The CIPD reported last year that the UK workforce is experiencing the highest level of employee sickness absence for over a decade[1]. The vast majority of employers (87%) also observed presenteeism, whereby employees are coming into work when unwell.

This high level of sickness absence and presenteeism has a significant detrimental impact on the UK economy with the Department for Work & Pensions and the Department of Health estimating that the total economic costs of sickness absence and productivity losses are over £100 billion annually.[2]

Mental health accounts for a significant proportion of sickness absence and presenteeism.  A number of organisations have therefore implemented wellbeing initiatives which proactively seek to reduce workplace stress such as Mental Health First Aid Training, employee assistance programmes and wellbeing champions.

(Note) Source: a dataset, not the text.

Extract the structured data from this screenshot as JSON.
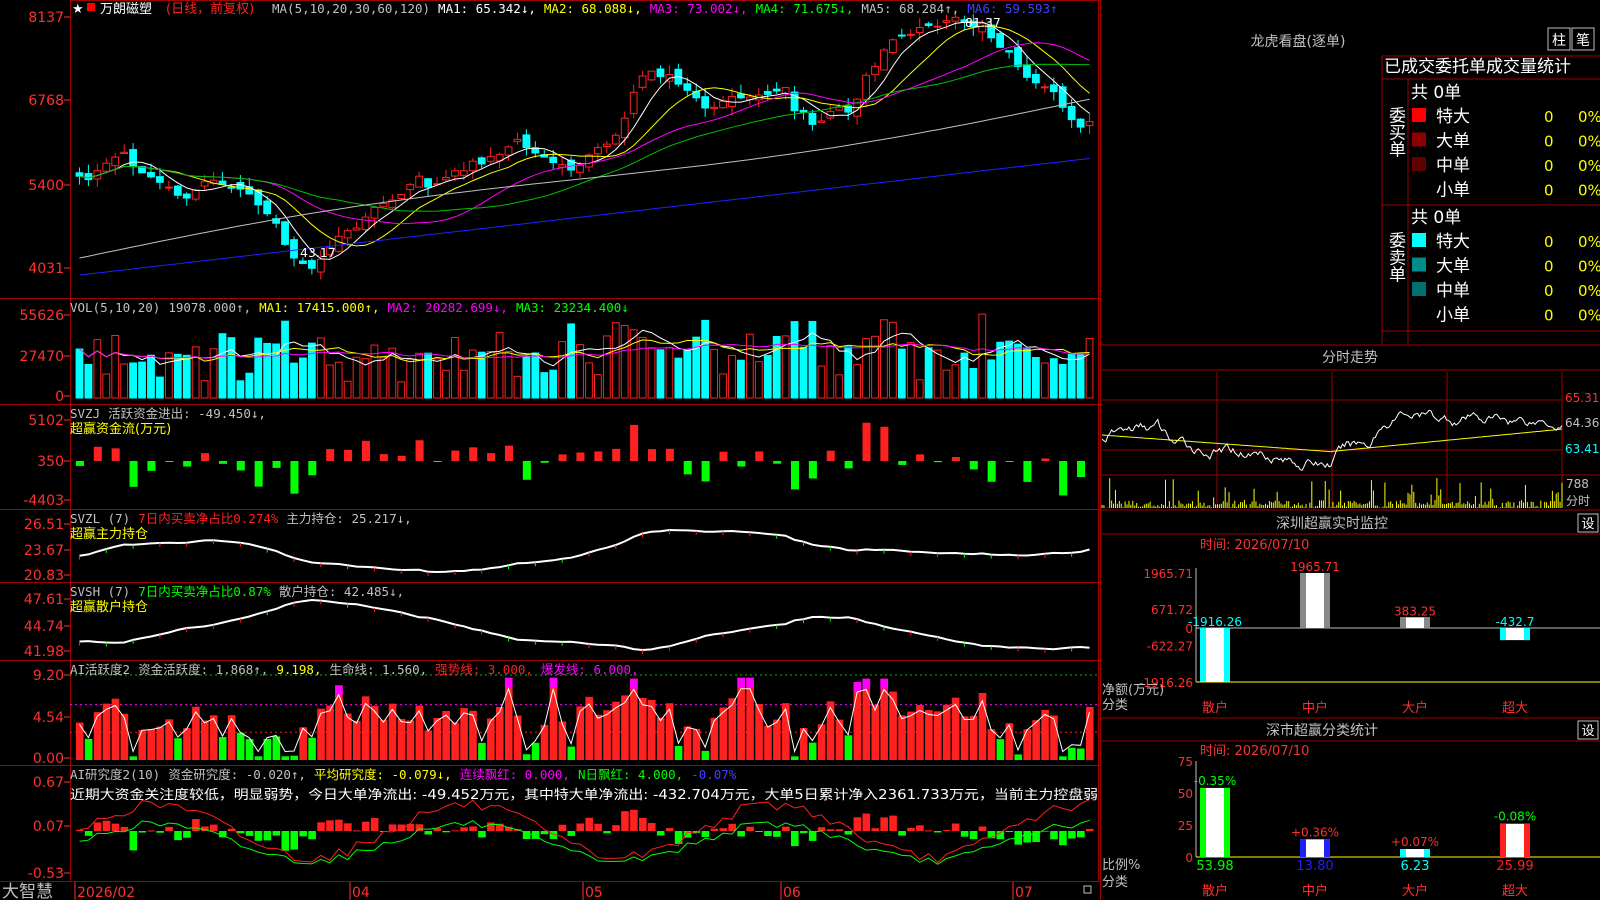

However, the importance of the role of managers in improving wellbeing can often be overlooked in wellbeing programmes. This is despite managers having a crucial role in spotting signs of ill-health, given the oversight and regular contact they have with their team. Indeed, the earlier the signs can be spotted, the quicker they can be addressed.  In addition, improving leadership style can also alleviate the factors that cause or contribute to workplace stress.

Warning Signs

By spotting an employee who is struggling with their mental wellbeing early on, an employer can take proactive steps to support the employee and hopefully prevent the employee’s condition from getting worse and them taking sickness absence. The ability to spot the signs of mental ill-health, and openly engage and support employees who may be struggling with it, are key to creating a supportive workplace environment where employees feel comfortable seeking help.

So, what are these warning signs that an employee may be suffering from mental ill-health? These can include mood swings, a lack of care for their personal appearance, as well as increased use of alcohol. Other signs can include unexplained absences and a withdrawal from regular social interactions.

A study from the Chartered Institute of Personnel and Development also highlighted the impact that mental health can have on work performance.[3] The results reveal that some 85% of sufferers of mental ill-health find it difficult to concentrate, while 64% take longer to complete tasks. What’s more, 54% admit to experiencing difficulty in making decisions, 48% are potentially less patient with customers/clients, and 37% of sufferers are more likely to have conflicts with colleagues.

As such, an employee suffering from mental ill-health may perform differently to how they did previously – having trouble focusing, having a loss of interest in their work or finding it difficult to multi-task.

Of course, it’s important to remember that these can be caused by other factors – however, if you are concerned about an employee, open and supportive communication is key. When managers and employers have adequate support in place for their employees this may, in contrast, lead to a reduction in presenteeism and an increase in workplace productivity.

The Legal Perspective

From a legal perspective, organisations are obliged to make reasonable adjustments where an employee’s mental-ill health condition amounts to a disability. Adjustments could include implementing flexible working or adjusting workloads. The particular solution will depend upon the circumstances of the individual employee. Crucially, this obligation applies whether or not the employee communicates that they are suffering from a disability if the employer should have reasonably known about it (for example, because they have displayed the warning signs) and the employee is likely to be placed at a substantial disadvantage because of the disability.

Employers should not therefore ignore warning signs from employees but be proactive in having conversations with employees if they are concerned about their health.

The Role of Managers

It is critical that managers receive relevant training to ensure that they have the right skills to have these sensitive, difficult and confidential conversations. They should be equipped with the knowledge to spot the signs of any ill-health and know where to go to for guidance and support within their organisation so they can support their team with mental health issues.

As managers have regular contact with their team, they are also best placed to take a proactive role and review the work stresses that employees may be under and look at how these can be alleviated (with the support of the wider organisation).  Heavy workloads, poor communication, unclear expectations and other aspects of poor management are the leading cause of stress and managers therefore need to reflect on their management style and identify how they can improve wellbeing within their team.  Again, learning and development for managers will be key here in managers reflecting on their behaviours and having the mindset to be able to learn and grow to improve their own wellbeing and that of those around them.

The issue of mental illness is by its nature complex and unique to every individual but recognising the importance of the role of managers in reducing presenteeism, improving wellbeing in the workplace, and providing staff with the tools to address concerns at the earliest signs of any mental ill-health is vital in fostering a work environment that is supportive of its employees’ mental health and their overall wellbeing.





Louise Lawrence
Louise Lawrence
Partner at Winckworth Sherwood | + posts

Louise Lawrence, a Partner at Winckworth Sherwood, specialises in employment and partnership law, advising UK businesses and executives across various sectors, including financial and professional services. Recognised for her advocacy in employment rights, particularly for pregnant women and those on maternity leave, Louise also leads in discussions on workplace EDI, wellbeing, culture, and flexible working.